→ **Goal of the exercise**
Pull every line with "title" from the entries below.

Stored items
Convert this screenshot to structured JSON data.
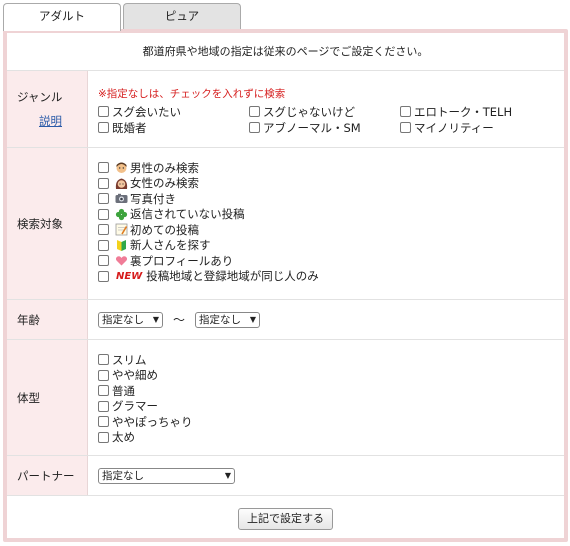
{
  "tabs": [
    {
      "label": "アダルト",
      "active": true
    },
    {
      "label": "ピュア",
      "active": false
    }
  ],
  "notice": "都道府県や地域の指定は従来のページでご設定ください。",
  "genre": {
    "label": "ジャンル",
    "help_link": "説明",
    "hint": "※指定なしは、チェックを入れずに検索",
    "options": [
      "スグ会いたい",
      "スグじゃないけど",
      "エロトーク・TELH",
      "既婚者",
      "アブノーマル・SM",
      "マイノリティー"
    ]
  },
  "search_target": {
    "label": "検索対象",
    "options": [
      {
        "icon": "man-face-icon",
        "label": "男性のみ検索"
      },
      {
        "icon": "woman-face-icon",
        "label": "女性のみ検索"
      },
      {
        "icon": "camera-icon",
        "label": "写真付き"
      },
      {
        "icon": "clover-icon",
        "label": "返信されていない投稿"
      },
      {
        "icon": "notepad-icon",
        "label": "初めての投稿"
      },
      {
        "icon": "beginner-mark-icon",
        "label": "新人さんを探す"
      },
      {
        "icon": "heart-icon",
        "label": "裏プロフィールあり"
      },
      {
        "icon": "new-badge",
        "badge": "NEW",
        "label": "投稿地域と登録地域が同じ人のみ"
      }
    ]
  },
  "age": {
    "label": "年齢",
    "from_value": "指定なし",
    "separator": "〜",
    "to_value": "指定なし"
  },
  "body_type": {
    "label": "体型",
    "options": [
      "スリム",
      "やや細め",
      "普通",
      "グラマー",
      "ややぽっちゃり",
      "太め"
    ]
  },
  "partner": {
    "label": "パートナー",
    "value": "指定なし"
  },
  "submit_label": "上記で設定する",
  "colors": {
    "frame": "#efd3d5",
    "label_bg": "#fbebec",
    "hint_red": "#d62020",
    "link_blue": "#2a5aa8"
  }
}
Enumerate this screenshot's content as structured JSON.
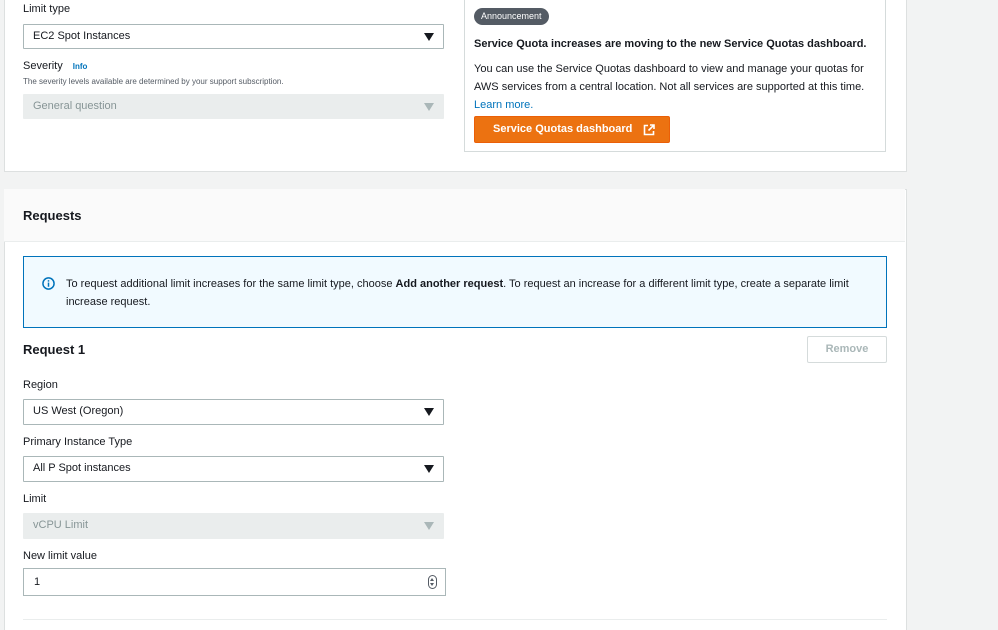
{
  "limit_type": {
    "label": "Limit type",
    "value": "EC2 Spot Instances"
  },
  "severity": {
    "label": "Severity",
    "info": "Info",
    "help": "The severity levels available are determined by your support subscription.",
    "value": "General question"
  },
  "announcement": {
    "badge": "Announcement",
    "title": "Service Quota increases are moving to the new Service Quotas dashboard.",
    "body": "You can use the Service Quotas dashboard to view and manage your quotas for AWS services from a central location. Not all services are supported at this time.",
    "link": "Learn more.",
    "button": "Service Quotas dashboard"
  },
  "requests": {
    "title": "Requests",
    "alert": {
      "before": "To request additional limit increases for the same limit type, choose ",
      "bold": "Add another request",
      "after": ". To request an increase for a different limit type, create a separate limit increase request."
    },
    "request1": {
      "title": "Request 1",
      "remove": "Remove",
      "region_label": "Region",
      "region_value": "US West (Oregon)",
      "instance_label": "Primary Instance Type",
      "instance_value": "All P Spot instances",
      "limit_label": "Limit",
      "limit_value": "vCPU Limit",
      "new_limit_label": "New limit value",
      "new_limit_value": "1"
    }
  },
  "colors": {
    "accent": "#ec7211",
    "link": "#0073bb",
    "alert_bg": "#f1faff"
  }
}
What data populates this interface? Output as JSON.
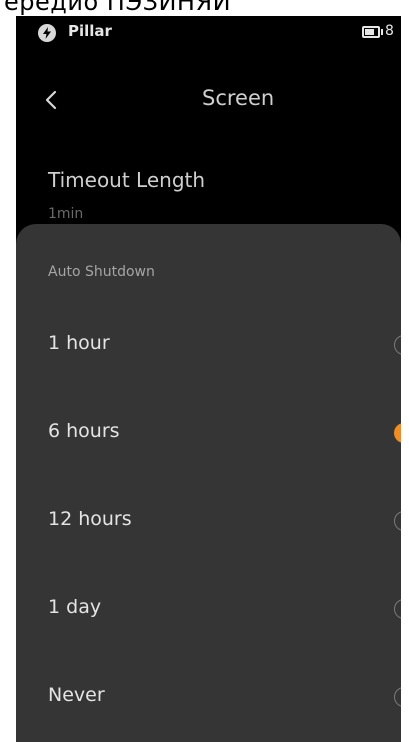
{
  "top_strip": {
    "text": "ередио ПЭЗИНЯЙ"
  },
  "status_bar": {
    "brand": "Pillar",
    "battery_text": "8"
  },
  "nav": {
    "title": "Screen"
  },
  "setting": {
    "title": "Timeout Length",
    "value": "1min"
  },
  "sheet": {
    "title": "Auto Shutdown",
    "options": [
      {
        "label": "1 hour",
        "selected": false
      },
      {
        "label": "6 hours",
        "selected": true
      },
      {
        "label": "12 hours",
        "selected": false
      },
      {
        "label": "1 day",
        "selected": false
      },
      {
        "label": "Never",
        "selected": false
      }
    ]
  },
  "colors": {
    "accent": "#f28c1c",
    "sheet_background": "#353535",
    "screen_background": "#000000"
  }
}
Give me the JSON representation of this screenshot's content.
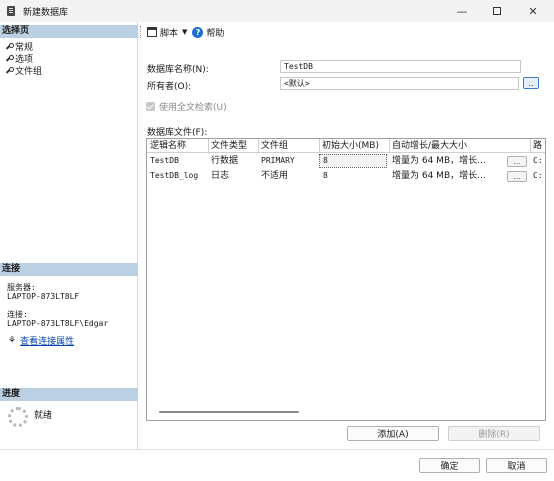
{
  "window": {
    "title": "新建数据库"
  },
  "left_panel": {
    "select_page_header": "选择页",
    "pages": [
      {
        "label": "常规"
      },
      {
        "label": "选项"
      },
      {
        "label": "文件组"
      }
    ],
    "connection_header": "连接",
    "server_label": "服务器:",
    "server_value": "LAPTOP-873LT8LF",
    "connection_label": "连接:",
    "connection_value": "LAPTOP-873LT8LF\\Edgar",
    "view_props_link": "查看连接属性",
    "progress_header": "进度",
    "progress_status": "就绪"
  },
  "toolbar": {
    "script_label": "脚本",
    "help_label": "帮助"
  },
  "form": {
    "db_name_label": "数据库名称(N):",
    "db_name_value": "TestDB",
    "owner_label": "所有者(O):",
    "owner_value": "<默认>",
    "owner_button": "..",
    "fulltext_label": "使用全文检索(U)",
    "fulltext_checked": true,
    "files_label": "数据库文件(F):"
  },
  "files_table": {
    "columns": [
      "逻辑名称",
      "文件类型",
      "文件组",
      "初始大小(MB)",
      "自动增长/最大大小",
      "路"
    ],
    "rows": [
      {
        "logical_name": "TestDB",
        "file_type": "行数据",
        "filegroup": "PRIMARY",
        "initial_size": "8",
        "autogrowth": "增量为 64 MB，增长...",
        "button": "...",
        "path": "C:"
      },
      {
        "logical_name": "TestDB_log",
        "file_type": "日志",
        "filegroup": "不适用",
        "initial_size": "8",
        "autogrowth": "增量为 64 MB，增长...",
        "button": "...",
        "path": "C:"
      }
    ]
  },
  "buttons": {
    "add": "添加(A)",
    "remove": "删除(R)",
    "ok": "确定",
    "cancel": "取消"
  },
  "colors": {
    "section_header": "#bcd0e4",
    "link": "#0645ad",
    "help_icon": "#1e6fd0"
  }
}
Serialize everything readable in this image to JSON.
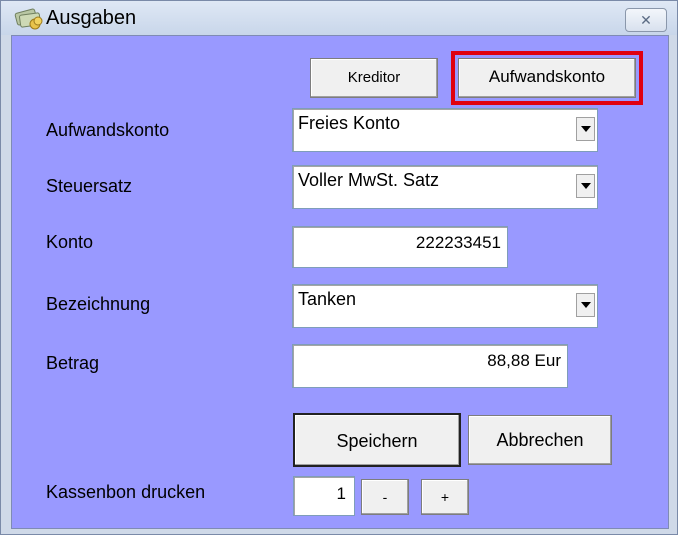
{
  "window": {
    "title": "Ausgaben",
    "close_icon": "close-icon",
    "app_icon": "money-icon"
  },
  "tabs": {
    "kreditor": "Kreditor",
    "aufwandskonto": "Aufwandskonto"
  },
  "form": {
    "aufwandskonto": {
      "label": "Aufwandskonto",
      "value": "Freies Konto"
    },
    "steuersatz": {
      "label": "Steuersatz",
      "value": "Voller MwSt. Satz"
    },
    "konto": {
      "label": "Konto",
      "value": "222233451"
    },
    "bezeichnung": {
      "label": "Bezeichnung",
      "value": "Tanken"
    },
    "betrag": {
      "label": "Betrag",
      "value": "88,88 Eur"
    }
  },
  "actions": {
    "save": "Speichern",
    "cancel": "Abbrechen"
  },
  "print": {
    "label": "Kassenbon drucken",
    "count": "1",
    "minus": "-",
    "plus": "+"
  },
  "colors": {
    "client_bg": "#9999ff",
    "highlight": "#e00010"
  }
}
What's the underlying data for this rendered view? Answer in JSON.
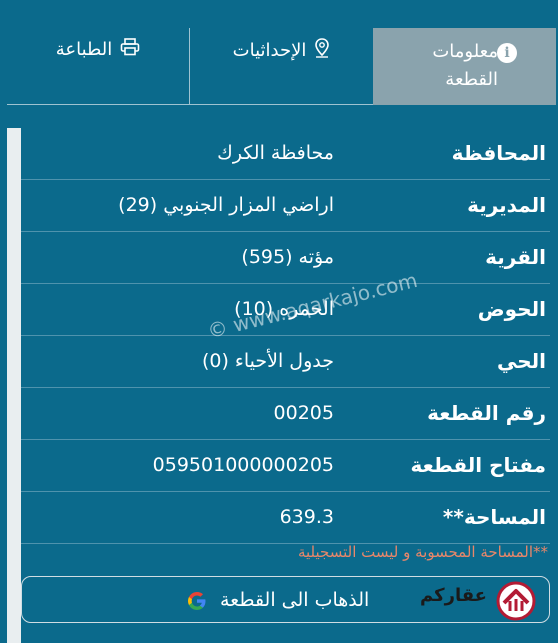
{
  "tabs": {
    "print": {
      "label": "الطباعة",
      "icon": "printer-icon"
    },
    "coordinates": {
      "label": "الإحداثيات",
      "icon": "map-pin-icon"
    },
    "info": {
      "label_line1": "معلومات",
      "label_line2": "القطعة",
      "icon": "info-icon",
      "active": true
    }
  },
  "rows": [
    {
      "label": "المحافظة",
      "value": "محافظة الكرك"
    },
    {
      "label": "المديرية",
      "value": "اراضي المزار الجنوبي (29)"
    },
    {
      "label": "القرية",
      "value": "مؤته (595)"
    },
    {
      "label": "الحوض",
      "value": "الحمره (10)"
    },
    {
      "label": "الحي",
      "value": "جدول الأحياء (0)"
    },
    {
      "label": "رقم القطعة",
      "value": "00205"
    },
    {
      "label": "مفتاح القطعة",
      "value": "059501000000205"
    },
    {
      "label": "**المساحة",
      "value": "639.3"
    }
  ],
  "note": "**المساحة المحسوبة و ليست التسجيلية",
  "go_button": {
    "label": "الذهاب الى القطعة",
    "icon": "google-icon"
  },
  "watermark": "© www.aqarkajo.com",
  "colors": {
    "background": "#0b6a8c",
    "active_tab": "#8aa3ad",
    "note": "#e8876a"
  }
}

→ **Response to this exercise**
    "title": "Service Quota increases are moving to the new Service Quotas dashboard.",
    "title": "Requests",
      "title": "Request 1",
    "title": "Screen"
    "title": "Timeout Length",
    "title": "Auto Shutdown",
    "title": "新建数据库"
    "title": "Ausgaben",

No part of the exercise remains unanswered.